*** Supplied data

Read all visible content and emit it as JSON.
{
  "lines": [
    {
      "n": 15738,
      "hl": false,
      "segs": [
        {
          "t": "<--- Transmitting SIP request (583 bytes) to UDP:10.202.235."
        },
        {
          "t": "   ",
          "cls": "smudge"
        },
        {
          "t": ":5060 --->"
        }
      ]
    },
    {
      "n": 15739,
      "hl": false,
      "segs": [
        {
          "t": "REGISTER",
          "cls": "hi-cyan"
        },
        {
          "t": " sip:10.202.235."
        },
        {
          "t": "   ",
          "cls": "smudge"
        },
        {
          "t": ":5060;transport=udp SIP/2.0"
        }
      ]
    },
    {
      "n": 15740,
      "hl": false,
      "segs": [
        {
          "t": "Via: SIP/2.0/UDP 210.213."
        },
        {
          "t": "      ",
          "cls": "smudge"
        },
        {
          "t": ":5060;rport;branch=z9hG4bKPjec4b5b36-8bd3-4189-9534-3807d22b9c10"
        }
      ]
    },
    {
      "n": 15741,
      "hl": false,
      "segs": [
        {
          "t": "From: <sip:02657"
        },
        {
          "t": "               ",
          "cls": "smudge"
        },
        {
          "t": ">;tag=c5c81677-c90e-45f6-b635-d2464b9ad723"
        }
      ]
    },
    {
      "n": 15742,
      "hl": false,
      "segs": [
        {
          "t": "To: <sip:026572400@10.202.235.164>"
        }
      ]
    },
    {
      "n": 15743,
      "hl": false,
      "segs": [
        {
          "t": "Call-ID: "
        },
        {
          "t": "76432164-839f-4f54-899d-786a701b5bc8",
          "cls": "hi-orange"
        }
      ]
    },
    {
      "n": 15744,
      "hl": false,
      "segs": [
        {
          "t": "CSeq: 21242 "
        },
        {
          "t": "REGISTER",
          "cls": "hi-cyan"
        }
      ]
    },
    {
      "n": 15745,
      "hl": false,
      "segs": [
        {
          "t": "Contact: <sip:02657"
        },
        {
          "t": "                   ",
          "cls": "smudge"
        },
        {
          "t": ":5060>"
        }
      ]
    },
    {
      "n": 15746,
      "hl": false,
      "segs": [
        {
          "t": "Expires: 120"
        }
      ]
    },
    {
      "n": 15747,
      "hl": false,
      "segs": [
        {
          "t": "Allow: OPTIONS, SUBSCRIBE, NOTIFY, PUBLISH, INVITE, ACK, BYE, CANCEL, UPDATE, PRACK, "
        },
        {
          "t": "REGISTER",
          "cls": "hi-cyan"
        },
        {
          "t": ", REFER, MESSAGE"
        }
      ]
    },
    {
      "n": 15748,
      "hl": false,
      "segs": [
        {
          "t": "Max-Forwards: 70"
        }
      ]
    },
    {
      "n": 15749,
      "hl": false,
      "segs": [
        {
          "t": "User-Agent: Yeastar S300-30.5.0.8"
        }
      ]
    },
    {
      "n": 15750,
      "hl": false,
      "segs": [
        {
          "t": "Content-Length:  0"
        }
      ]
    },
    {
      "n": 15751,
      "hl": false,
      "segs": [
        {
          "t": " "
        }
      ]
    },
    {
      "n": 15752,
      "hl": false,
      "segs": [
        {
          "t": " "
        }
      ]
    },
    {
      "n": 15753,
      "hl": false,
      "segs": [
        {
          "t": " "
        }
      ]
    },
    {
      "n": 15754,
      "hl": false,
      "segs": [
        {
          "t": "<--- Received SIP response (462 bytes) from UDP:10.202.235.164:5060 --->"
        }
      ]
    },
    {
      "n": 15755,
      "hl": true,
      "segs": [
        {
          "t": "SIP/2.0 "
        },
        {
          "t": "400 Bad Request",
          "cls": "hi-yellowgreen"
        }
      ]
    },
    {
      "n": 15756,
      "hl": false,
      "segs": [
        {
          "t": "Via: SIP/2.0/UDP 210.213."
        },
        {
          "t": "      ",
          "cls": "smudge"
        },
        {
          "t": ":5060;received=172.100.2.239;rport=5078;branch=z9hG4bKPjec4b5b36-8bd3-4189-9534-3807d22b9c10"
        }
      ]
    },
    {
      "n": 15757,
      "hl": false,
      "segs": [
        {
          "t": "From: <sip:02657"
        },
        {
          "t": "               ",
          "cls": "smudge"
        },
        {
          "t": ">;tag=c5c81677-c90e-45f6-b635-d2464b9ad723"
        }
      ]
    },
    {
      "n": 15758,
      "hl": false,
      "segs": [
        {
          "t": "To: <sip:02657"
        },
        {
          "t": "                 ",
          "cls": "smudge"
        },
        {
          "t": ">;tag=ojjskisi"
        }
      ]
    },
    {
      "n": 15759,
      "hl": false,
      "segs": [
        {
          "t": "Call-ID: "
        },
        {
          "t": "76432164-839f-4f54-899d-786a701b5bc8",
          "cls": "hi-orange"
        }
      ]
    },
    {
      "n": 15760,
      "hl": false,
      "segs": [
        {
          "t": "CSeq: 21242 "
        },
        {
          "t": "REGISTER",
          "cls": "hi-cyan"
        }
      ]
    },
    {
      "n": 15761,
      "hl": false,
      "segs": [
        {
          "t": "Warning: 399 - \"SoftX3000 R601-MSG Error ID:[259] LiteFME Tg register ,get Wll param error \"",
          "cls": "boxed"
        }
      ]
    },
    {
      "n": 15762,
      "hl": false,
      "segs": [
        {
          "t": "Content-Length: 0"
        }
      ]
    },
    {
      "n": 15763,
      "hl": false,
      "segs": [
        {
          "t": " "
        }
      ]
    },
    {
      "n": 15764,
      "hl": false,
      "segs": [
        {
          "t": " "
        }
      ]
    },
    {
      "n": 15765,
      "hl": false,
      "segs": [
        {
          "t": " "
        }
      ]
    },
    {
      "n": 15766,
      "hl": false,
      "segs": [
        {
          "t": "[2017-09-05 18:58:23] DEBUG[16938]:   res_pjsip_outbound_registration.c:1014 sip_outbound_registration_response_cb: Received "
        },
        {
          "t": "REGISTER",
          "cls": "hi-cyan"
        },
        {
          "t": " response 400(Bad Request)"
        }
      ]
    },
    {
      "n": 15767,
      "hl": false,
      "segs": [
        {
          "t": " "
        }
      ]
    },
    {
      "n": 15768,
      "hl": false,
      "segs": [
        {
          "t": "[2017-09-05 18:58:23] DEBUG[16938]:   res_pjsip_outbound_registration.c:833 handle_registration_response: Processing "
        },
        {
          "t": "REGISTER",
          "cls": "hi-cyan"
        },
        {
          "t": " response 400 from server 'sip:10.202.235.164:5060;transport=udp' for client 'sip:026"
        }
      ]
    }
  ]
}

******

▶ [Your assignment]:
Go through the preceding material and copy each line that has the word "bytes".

▶ [Response below]:
          "t": "<--- Transmitting SIP request (583 bytes) to UDP:10.202.235."
          "t": "<--- Received SIP response (462 bytes) from UDP:10.202.235.164:5060 --->"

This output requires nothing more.